Google today penned an explainer on the Soli radar-based technology that ships inside its Pixel 4 smartphones. While many of the hardware details were previously known, the company for the first time peeled back the curtains on Soli’s AI models, which are trained to detect and recognize motion gestures with low latency. While it’s early days — the Pixel 4 and the Pixel 4 XL are the first consumer devices to feature Soli — Google claims the tech could enable new forms of context and gesture awareness on devices like smartwatches, paving the way for experiences that better accommodate users with disabilities.
The Soli module within the Pixel 4, which was a collaborative effort among Google’s Advanced Technology and Projects (ATAP) group and the Pixel and Android product teams, contains a 60GHz radar and antenna receivers with a combined 180-degree field of view that record positional information in addition to things like range and velocity. (Over a window of multiple transmissions, displacements in an object’s position cause a timing shift that manifests as a Doppler frequency proportional to the object’s velocity.) Electromagnetic waves reflect information back to the antennas, and custom filters (including one that accounts for audio vibrations caused by music) boost the signal-to-noise ratio while attenuating unwanted interference and differentiating reflections from noise and clutter.
The signal transformations are fed into Soli’s machine learning models for “sub-millimeter” gesture classification. Developing them required overcoming several major challenges, according to Google:
- Every user performs even simple motions like swipes in myriad ways.
- Extraneous motions within the sensor’s range sometimes appear similar to gestures.
- From the point of view of the sensor, when the phone moves, it looks like the whole world is moving.
The teams behind Soli devised a system comprising models trained using millions of gestures recorded from thousands of Google volunteers, which were supplemented with hundreds of hours of radar recordings containing generic motions from other Google volunteers. The AI models were trained using Google’s TensorFlow machine learning framework and optimized to run directly on Pixel 4’s low-power digital signal processor, allowing them to track up to 18,000 frames per second even when the main processor is powered down.
“Remarkably, we developed algorithms that specifically do not require forming a well-defined image of a target’s spatial structure, in contrast to an optical imaging sensor, for example. Therefore, no distinguishable images of a person’s body or face are generated or used for Motion Sense presence or gesture detection,” Google research engineer Jaime Lien and Advanced Technology and Project software engineer Nicholas Gillian wrote. “[For this reason,] we are excited to continue researching and developing Soli to enable new radar-based sensing and perception capabilities.”

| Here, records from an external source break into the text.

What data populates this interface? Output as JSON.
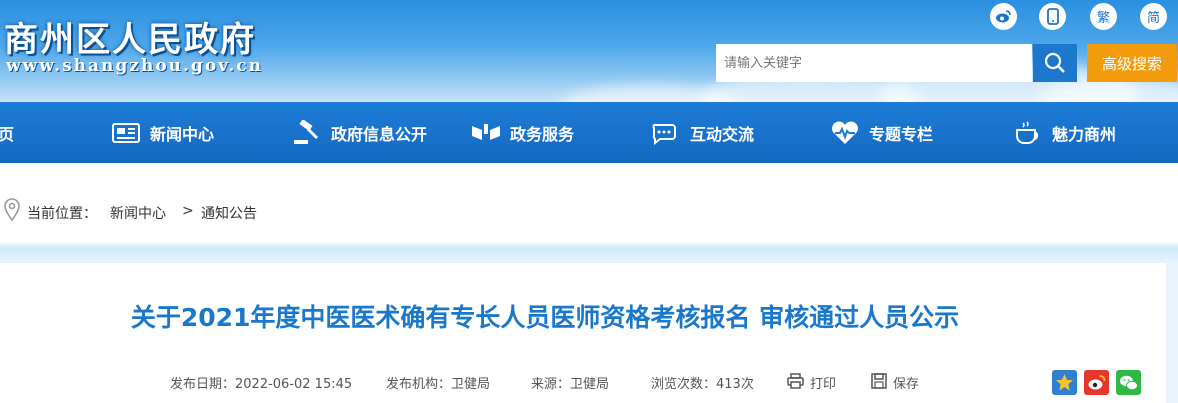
{
  "header": {
    "site_name": "商州区人民政府",
    "site_url": "www.shangzhou.gov.cn",
    "traditional_label": "繁",
    "simplified_label": "简"
  },
  "search": {
    "placeholder": "请输入关键字",
    "advanced_label": "高级搜索"
  },
  "nav": {
    "items": [
      {
        "label": "页",
        "icon": "home-icon"
      },
      {
        "label": "新闻中心",
        "icon": "newspaper-icon"
      },
      {
        "label": "政府信息公开",
        "icon": "gavel-icon"
      },
      {
        "label": "政务服务",
        "icon": "service-icon"
      },
      {
        "label": "互动交流",
        "icon": "chat-icon"
      },
      {
        "label": "专题专栏",
        "icon": "heart-pulse-icon"
      },
      {
        "label": "魅力商州",
        "icon": "teacup-icon"
      }
    ]
  },
  "breadcrumb": {
    "prefix": "当前位置：",
    "level1": "新闻中心",
    "separator": ">",
    "level2": "通知公告"
  },
  "article": {
    "title": "关于2021年度中医医术确有专长人员医师资格考核报名 审核通过人员公示",
    "date": "发布日期：2022-06-02 15:45",
    "publisher": "发布机构：卫健局",
    "source": "来源：卫健局",
    "views": "浏览次数：413次",
    "print_label": "打印",
    "save_label": "保存"
  },
  "colors": {
    "accent_blue": "#1a78cc",
    "nav_blue": "#1d7cd6",
    "search_orange": "#f29c0c"
  }
}
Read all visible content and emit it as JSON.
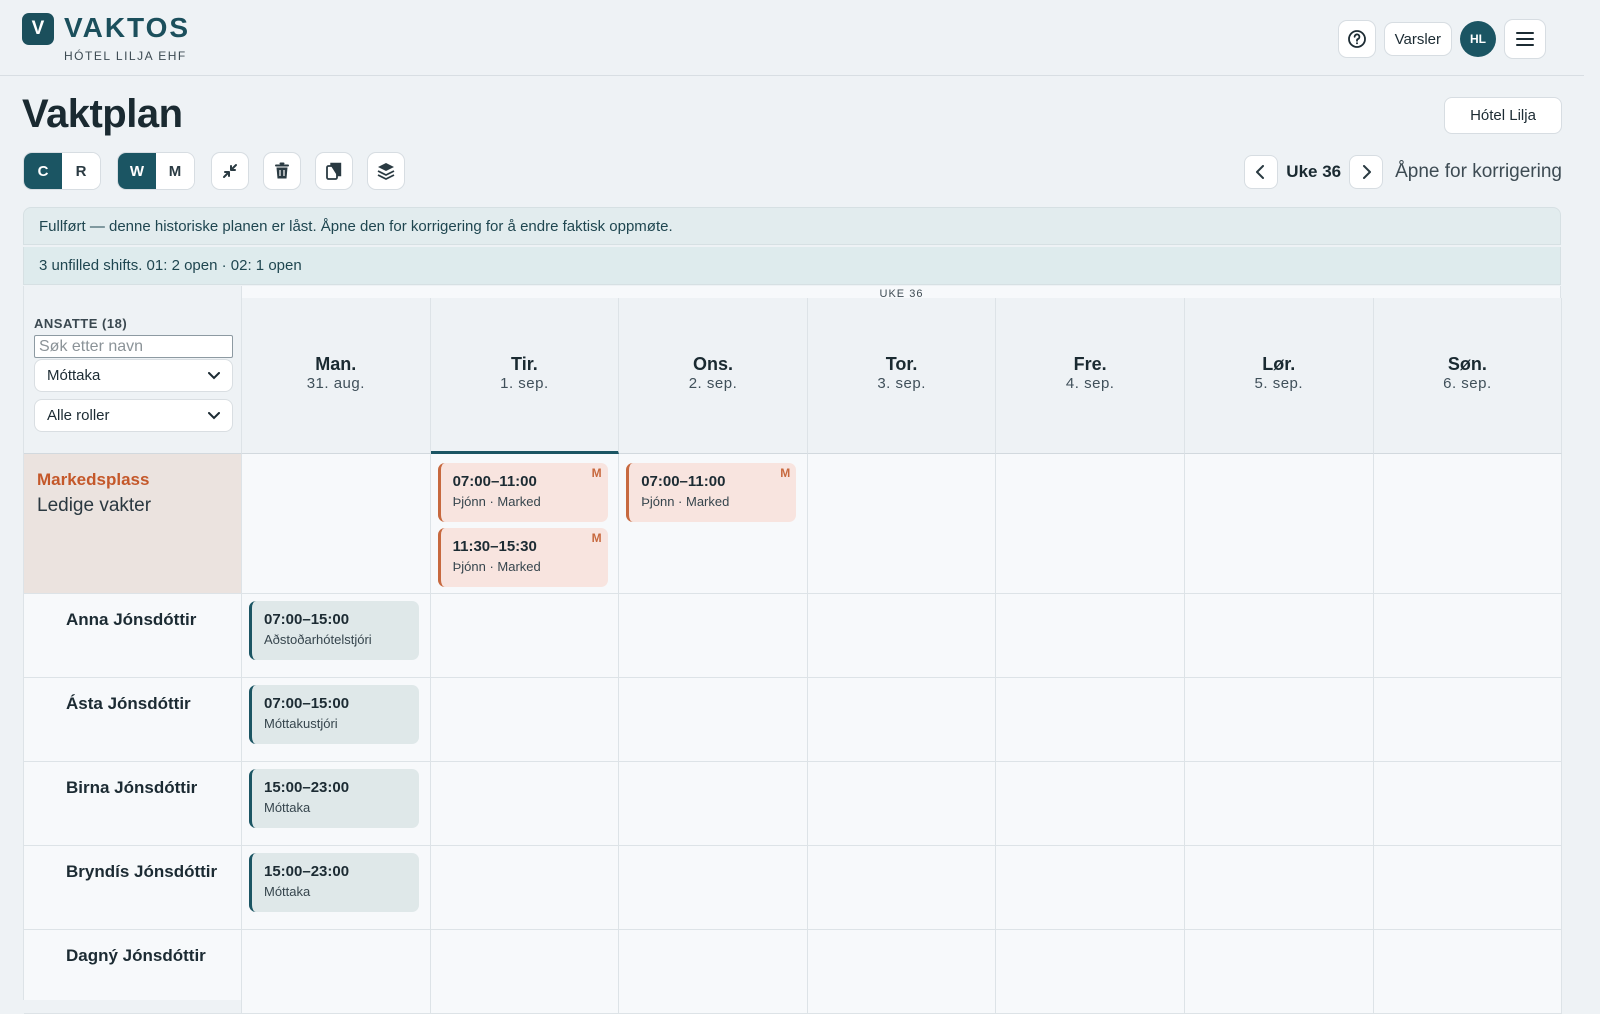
{
  "brand": {
    "initial": "V",
    "name": "VAKTOS",
    "subtitle": "HÓTEL LILJA EHF"
  },
  "header": {
    "alerts_label": "Varsler",
    "avatar_initials": "HL"
  },
  "page": {
    "title": "Vaktplan",
    "hotel": "Hótel Lilja"
  },
  "toolbar": {
    "view_mode": [
      "C",
      "R"
    ],
    "range_mode": [
      "W",
      "M"
    ]
  },
  "week_nav": {
    "label": "Uke 36",
    "reopen_label": "Åpne for korrigering"
  },
  "banners": {
    "completed": "Fullført — denne historiske planen er låst. Åpne den for korrigering for å endre faktisk oppmøte.",
    "unfilled": "3 unfilled shifts. 01: 2 open · 02: 1 open"
  },
  "grid": {
    "week_caption": "UKE 36",
    "staff_header": "ANSATTE (18)",
    "search_placeholder": "Søk etter navn",
    "department": "Móttaka",
    "role_filter": "Alle roller",
    "days": [
      {
        "name": "Man.",
        "date": "31. aug."
      },
      {
        "name": "Tir.",
        "date": "1. sep."
      },
      {
        "name": "Ons.",
        "date": "2. sep."
      },
      {
        "name": "Tor.",
        "date": "3. sep."
      },
      {
        "name": "Fre.",
        "date": "4. sep."
      },
      {
        "name": "Lør.",
        "date": "5. sep."
      },
      {
        "name": "Søn.",
        "date": "6. sep."
      }
    ],
    "market": {
      "title": "Markedsplass",
      "subtitle": "Ledige vakter",
      "shifts": [
        {
          "time": "07:00–11:00",
          "role": "Þjónn · Marked",
          "badge": "M"
        },
        {
          "time": "11:30–15:30",
          "role": "Þjónn · Marked",
          "badge": "M"
        },
        {
          "time": "07:00–11:00",
          "role": "Þjónn · Marked",
          "badge": "M"
        }
      ]
    },
    "employees": [
      {
        "name": "Anna Jónsdóttir",
        "shift_time": "07:00–15:00",
        "shift_role": "Aðstoðarhótelstjóri"
      },
      {
        "name": "Ásta Jónsdóttir",
        "shift_time": "07:00–15:00",
        "shift_role": "Móttakustjóri"
      },
      {
        "name": "Birna Jónsdóttir",
        "shift_time": "15:00–23:00",
        "shift_role": "Móttaka"
      },
      {
        "name": "Bryndís Jónsdóttir",
        "shift_time": "15:00–23:00",
        "shift_role": "Móttaka"
      },
      {
        "name": "Dagný Jónsdóttir"
      }
    ]
  }
}
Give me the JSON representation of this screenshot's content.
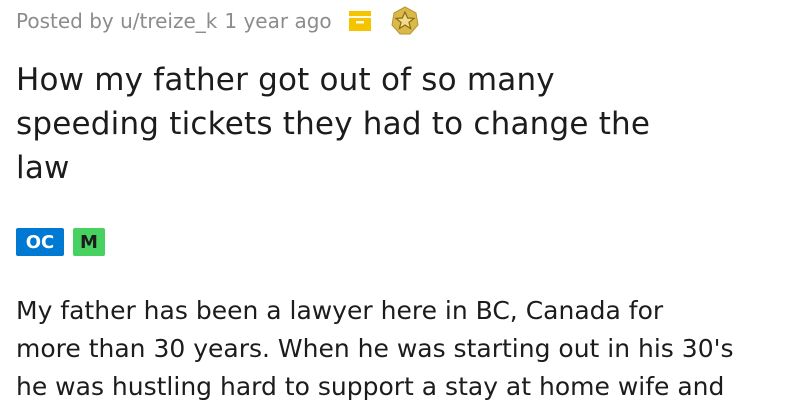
{
  "post": {
    "posted_by": "Posted by u/treize_k",
    "time": "1 year ago",
    "icons": {
      "archive": "archive-icon",
      "award": "award-icon"
    },
    "title_lines": [
      "How my father got out of so many",
      "speeding tickets they had to change the",
      "law"
    ],
    "flairs": [
      {
        "label": "OC",
        "color": "#0079d3"
      },
      {
        "label": "M",
        "color": "#46d160"
      }
    ],
    "body_lines": [
      "My father has been a lawyer here in BC, Canada for",
      "more than 30 years. When he was starting out in his 30's",
      "he was hustling hard to support a stay at home wife and"
    ]
  },
  "colors": {
    "meta_text": "#8a8c8e",
    "text": "#1c1c1c",
    "archive_icon": "#f5c400",
    "award_icon": "#d9b94a"
  }
}
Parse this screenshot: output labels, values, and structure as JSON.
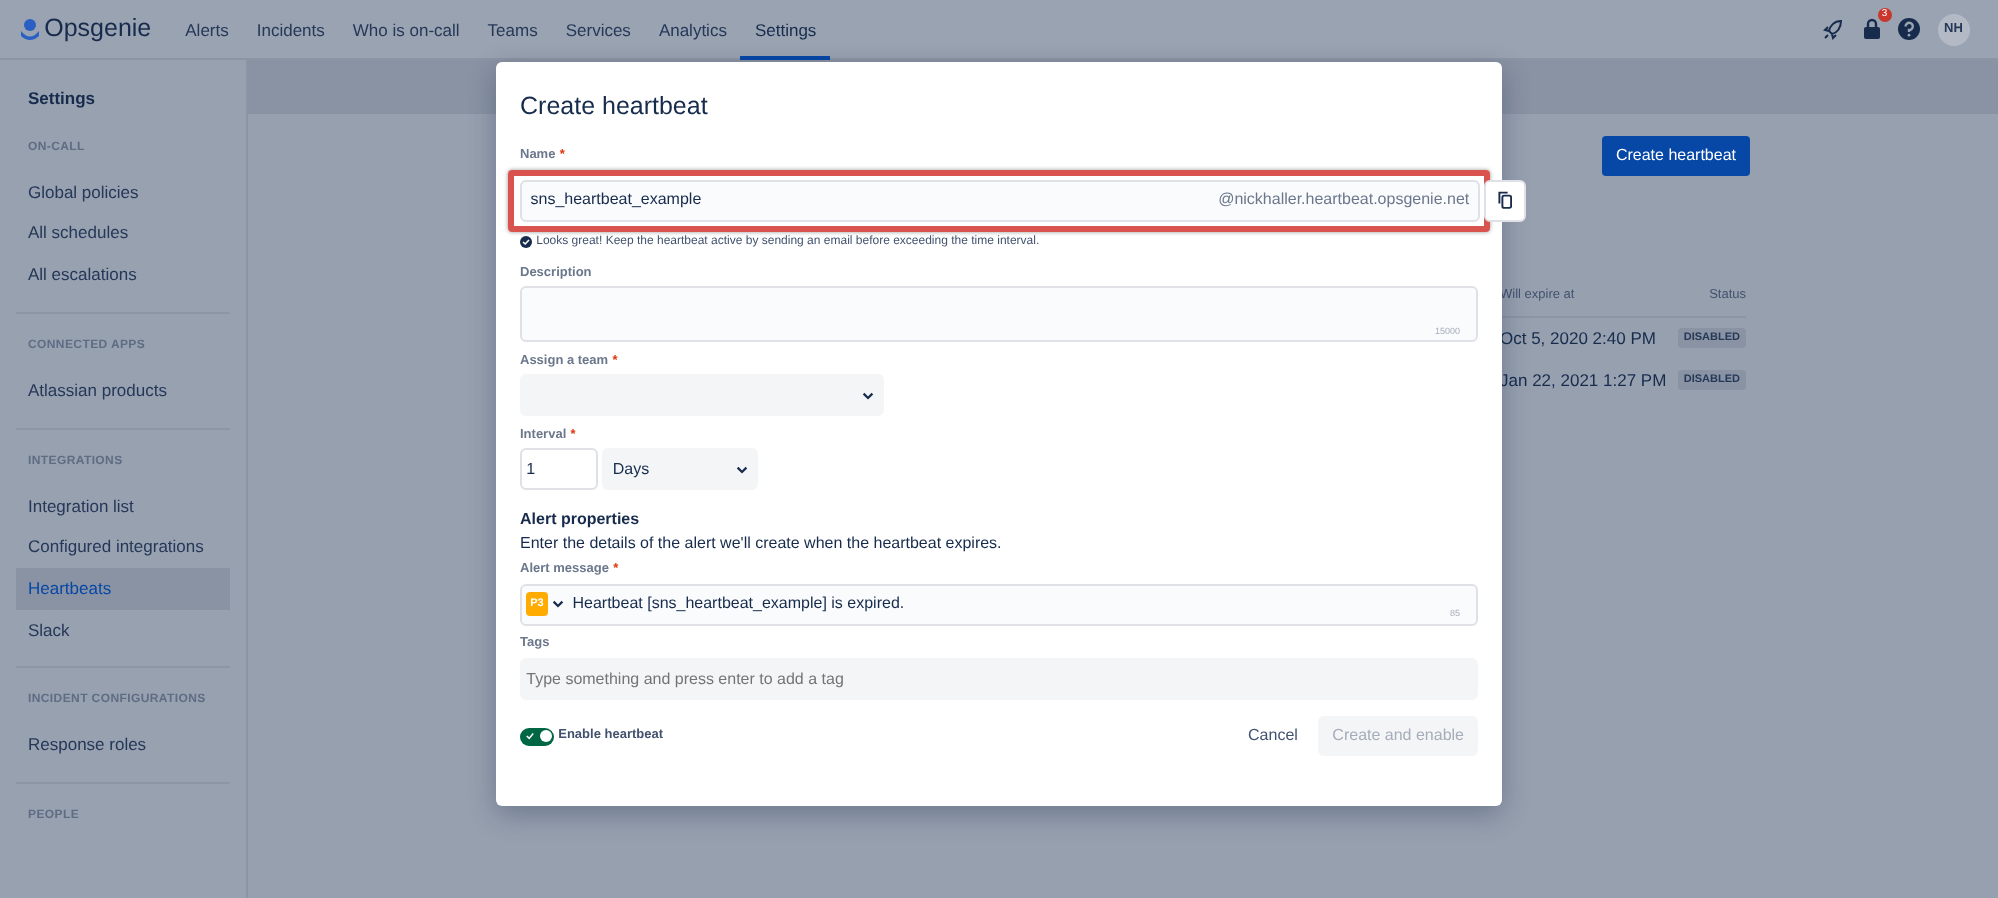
{
  "topnav": {
    "logo": "Opsgenie",
    "items": [
      {
        "label": "Alerts",
        "selected": false
      },
      {
        "label": "Incidents",
        "selected": false
      },
      {
        "label": "Who is on-call",
        "selected": false
      },
      {
        "label": "Teams",
        "selected": false
      },
      {
        "label": "Services",
        "selected": false
      },
      {
        "label": "Analytics",
        "selected": false
      },
      {
        "label": "Settings",
        "selected": true
      }
    ],
    "notification_count": "3",
    "avatar": "NH"
  },
  "sidebar": {
    "title": "Settings",
    "sections": [
      {
        "heading": "ON-CALL",
        "items": [
          {
            "label": "Global policies",
            "selected": false
          },
          {
            "label": "All schedules",
            "selected": false
          },
          {
            "label": "All escalations",
            "selected": false
          }
        ]
      },
      {
        "heading": "CONNECTED APPS",
        "items": [
          {
            "label": "Atlassian products",
            "selected": false
          }
        ]
      },
      {
        "heading": "INTEGRATIONS",
        "items": [
          {
            "label": "Integration list",
            "selected": false
          },
          {
            "label": "Configured integrations",
            "selected": false
          },
          {
            "label": "Heartbeats",
            "selected": true
          },
          {
            "label": "Slack",
            "selected": false
          }
        ]
      },
      {
        "heading": "INCIDENT CONFIGURATIONS",
        "items": [
          {
            "label": "Response roles",
            "selected": false
          }
        ]
      },
      {
        "heading": "PEOPLE"
      }
    ]
  },
  "page": {
    "create_button": "Create heartbeat",
    "table": {
      "columns": [
        "Will expire at",
        "Status"
      ],
      "rows": [
        {
          "expires": "Oct 5, 2020 2:40 PM",
          "status": "DISABLED"
        },
        {
          "expires": "Jan 22, 2021 1:27 PM",
          "status": "DISABLED"
        }
      ]
    }
  },
  "modal": {
    "title": "Create heartbeat",
    "name": {
      "label": "Name",
      "required_mark": "*",
      "value": "sns_heartbeat_example",
      "suffix": "@nickhaller.heartbeat.opsgenie.net",
      "hint": "Looks great! Keep the heartbeat active by sending an email before exceeding the time interval."
    },
    "description": {
      "label": "Description",
      "counter": "15000"
    },
    "team": {
      "label": "Assign a team",
      "required_mark": "*"
    },
    "interval": {
      "label": "Interval",
      "required_mark": "*",
      "value": "1",
      "unit": "Days"
    },
    "alert": {
      "heading": "Alert properties",
      "text": "Enter the details of the alert we'll create when the heartbeat expires.",
      "message_label": "Alert message",
      "required_mark": "*",
      "priority": "P3",
      "message": "Heartbeat [sns_heartbeat_example] is expired.",
      "counter": "85"
    },
    "tags": {
      "label": "Tags",
      "placeholder": "Type something and press enter to add a tag"
    },
    "enable": {
      "label": "Enable heartbeat",
      "on": true
    },
    "buttons": [
      {
        "label": "Cancel",
        "kind": "subtle",
        "disabled": false
      },
      {
        "label": "Create and enable",
        "kind": "primary",
        "disabled": true
      }
    ]
  }
}
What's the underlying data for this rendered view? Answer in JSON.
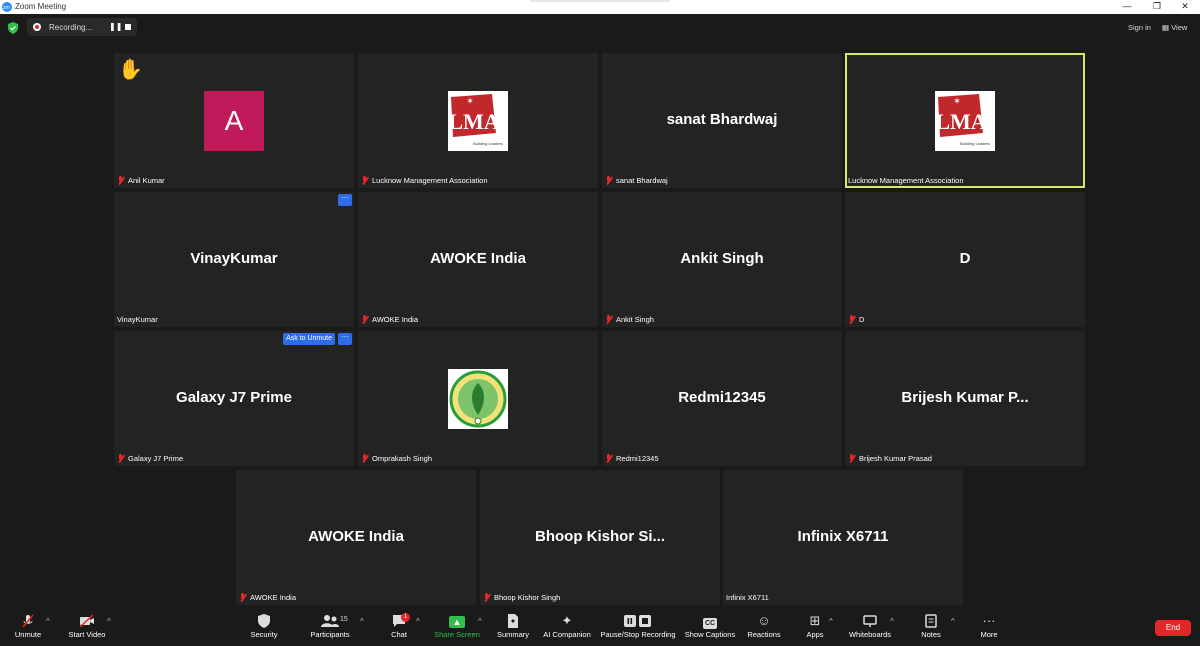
{
  "window": {
    "title": "Zoom Meeting",
    "minimize": "—",
    "restore": "❐",
    "close": "✕"
  },
  "topbar": {
    "recording_text": "Recording...",
    "pause_symbol": "❚❚",
    "signin": "Sign in",
    "view": "View",
    "view_icon": "▦"
  },
  "tiles": [
    {
      "label": "Anil Kumar",
      "avatar_letter": "A",
      "avatar_color": "#c11a5a",
      "hand_raised": true
    },
    {
      "label": "Lucknow Management Association",
      "logo_text": "LMA",
      "logo_sub": "Building Leaders"
    },
    {
      "label": "sanat Bhardwaj",
      "big": "sanat Bhardwaj"
    },
    {
      "label": "Lucknow Management Association",
      "logo_text": "LMA",
      "logo_sub": "Building Leaders",
      "active_speaker": true
    },
    {
      "label": "VinayKumar",
      "big": "VinayKumar",
      "more": "···"
    },
    {
      "label": "AWOKE India",
      "big": "AWOKE India"
    },
    {
      "label": "Ankit Singh",
      "big": "Ankit Singh"
    },
    {
      "label": "D",
      "big": "D"
    },
    {
      "label": "Galaxy J7 Prime",
      "big": "Galaxy J7 Prime",
      "ask_unmute": "Ask to Unmute",
      "more": "···"
    },
    {
      "label": "Omprakash Singh"
    },
    {
      "label": "Redmi12345",
      "big": "Redmi12345"
    },
    {
      "label": "Brijesh Kumar Prasad",
      "big": "Brijesh  Kumar  P..."
    },
    {
      "label": "AWOKE India",
      "big": "AWOKE India"
    },
    {
      "label": "Bhoop Kishor Singh",
      "big": "Bhoop  Kishor  Si..."
    },
    {
      "label": "Infinix X6711",
      "big": "Infinix X6711"
    }
  ],
  "toolbar": {
    "unmute": "Unmute",
    "start_video": "Start Video",
    "security": "Security",
    "participants": "Participants",
    "participants_count": "15",
    "chat": "Chat",
    "chat_badge": "1",
    "share_screen": "Share Screen",
    "summary": "Summary",
    "ai_companion": "AI Companion",
    "pause_stop_recording": "Pause/Stop Recording",
    "show_captions": "Show Captions",
    "cc": "CC",
    "reactions": "Reactions",
    "apps": "Apps",
    "whiteboards": "Whiteboards",
    "notes": "Notes",
    "more": "More",
    "end": "End"
  },
  "colors": {
    "accent_green": "#2fbf4a",
    "end_red": "#e02828",
    "active_border": "#d8e86a",
    "button_blue": "#2d6ee8"
  }
}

While Soli on the Pixel 4 remains in its infancy — we were somewhat underwhelmed when we tested it late last year — it continues to improve through software updates. Support for Soli came to Japan in early February (Google has to certify Soli with regulatory authorities to legally transmit at the required frequencies), and later that month, a new “tapping” gesture that pauses and resumes music and other media made its debut.